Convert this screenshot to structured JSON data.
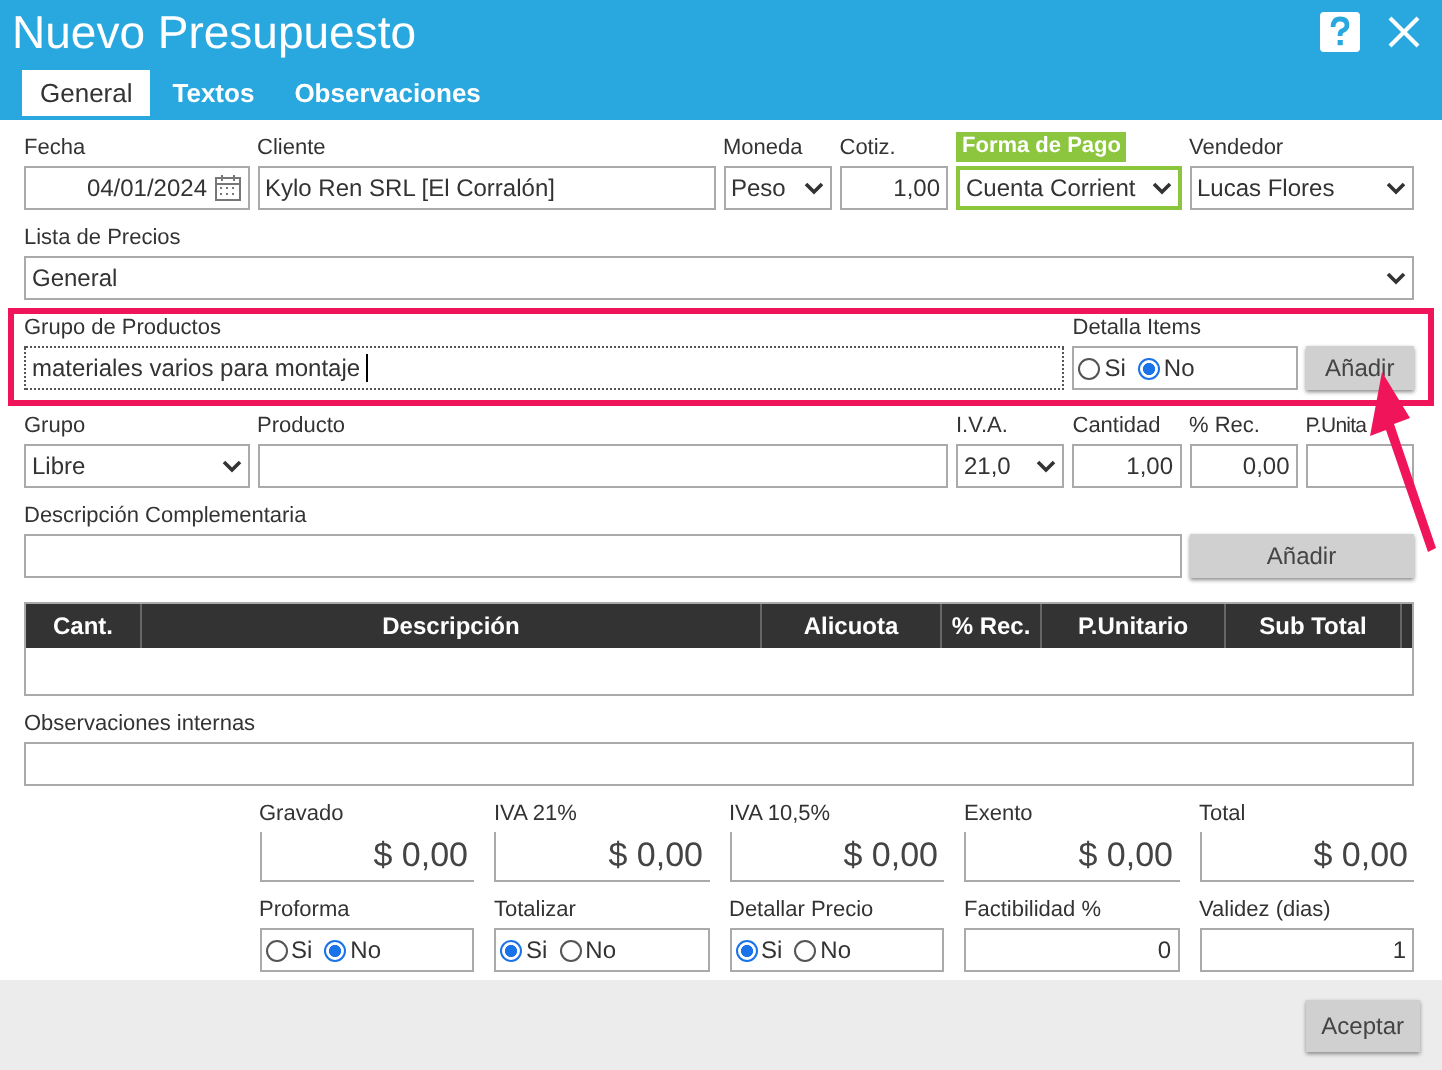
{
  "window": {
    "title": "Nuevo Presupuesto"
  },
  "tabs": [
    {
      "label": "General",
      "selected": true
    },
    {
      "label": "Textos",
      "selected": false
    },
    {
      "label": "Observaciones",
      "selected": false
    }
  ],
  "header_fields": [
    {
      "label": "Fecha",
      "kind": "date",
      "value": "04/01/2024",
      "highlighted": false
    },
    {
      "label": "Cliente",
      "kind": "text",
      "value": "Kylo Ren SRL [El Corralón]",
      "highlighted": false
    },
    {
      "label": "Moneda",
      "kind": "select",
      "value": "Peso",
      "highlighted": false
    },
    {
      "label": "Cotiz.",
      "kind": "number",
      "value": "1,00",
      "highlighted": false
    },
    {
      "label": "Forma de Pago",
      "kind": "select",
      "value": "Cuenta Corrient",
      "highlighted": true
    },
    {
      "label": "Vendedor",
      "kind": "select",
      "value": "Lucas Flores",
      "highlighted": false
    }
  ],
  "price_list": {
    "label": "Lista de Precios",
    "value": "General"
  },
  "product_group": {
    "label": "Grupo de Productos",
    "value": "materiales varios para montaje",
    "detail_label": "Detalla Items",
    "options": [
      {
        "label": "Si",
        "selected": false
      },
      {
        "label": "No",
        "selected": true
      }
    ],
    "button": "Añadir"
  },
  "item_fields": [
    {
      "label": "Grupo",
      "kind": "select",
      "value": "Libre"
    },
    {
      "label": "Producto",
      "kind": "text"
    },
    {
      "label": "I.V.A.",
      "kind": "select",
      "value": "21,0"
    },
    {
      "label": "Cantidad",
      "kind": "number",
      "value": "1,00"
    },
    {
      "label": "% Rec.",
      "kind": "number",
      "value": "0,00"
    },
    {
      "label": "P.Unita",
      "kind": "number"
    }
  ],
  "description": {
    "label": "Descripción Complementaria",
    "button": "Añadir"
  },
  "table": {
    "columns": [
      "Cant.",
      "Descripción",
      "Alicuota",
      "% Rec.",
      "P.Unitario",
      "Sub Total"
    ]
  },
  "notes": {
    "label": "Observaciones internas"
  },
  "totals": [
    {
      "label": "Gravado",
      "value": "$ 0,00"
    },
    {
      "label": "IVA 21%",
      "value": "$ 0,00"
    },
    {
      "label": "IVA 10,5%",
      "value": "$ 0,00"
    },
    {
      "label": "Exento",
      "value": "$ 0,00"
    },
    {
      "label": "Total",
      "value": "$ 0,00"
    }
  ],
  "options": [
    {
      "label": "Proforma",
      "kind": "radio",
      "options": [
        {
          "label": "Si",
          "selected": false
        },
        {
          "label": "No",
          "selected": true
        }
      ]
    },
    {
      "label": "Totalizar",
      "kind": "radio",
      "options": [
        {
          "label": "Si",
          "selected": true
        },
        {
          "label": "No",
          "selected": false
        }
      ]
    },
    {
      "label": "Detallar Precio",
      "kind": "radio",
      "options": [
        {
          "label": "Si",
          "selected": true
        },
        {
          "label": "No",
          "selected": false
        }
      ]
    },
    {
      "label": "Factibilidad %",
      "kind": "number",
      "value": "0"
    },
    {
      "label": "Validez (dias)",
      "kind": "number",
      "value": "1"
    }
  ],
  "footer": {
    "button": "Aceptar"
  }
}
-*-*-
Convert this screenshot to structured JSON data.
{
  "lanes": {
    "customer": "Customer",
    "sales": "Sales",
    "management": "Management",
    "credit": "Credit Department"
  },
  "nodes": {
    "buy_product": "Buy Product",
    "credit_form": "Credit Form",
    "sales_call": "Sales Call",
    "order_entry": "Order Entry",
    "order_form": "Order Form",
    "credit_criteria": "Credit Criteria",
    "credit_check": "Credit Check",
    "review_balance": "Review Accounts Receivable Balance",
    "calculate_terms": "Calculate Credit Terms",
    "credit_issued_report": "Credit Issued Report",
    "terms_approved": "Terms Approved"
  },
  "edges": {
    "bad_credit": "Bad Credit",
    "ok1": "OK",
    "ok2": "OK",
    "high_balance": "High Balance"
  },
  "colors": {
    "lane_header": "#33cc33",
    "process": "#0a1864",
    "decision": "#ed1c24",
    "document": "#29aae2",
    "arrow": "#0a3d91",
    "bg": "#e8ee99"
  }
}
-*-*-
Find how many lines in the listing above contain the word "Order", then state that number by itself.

▶ [Output for this exercise]
2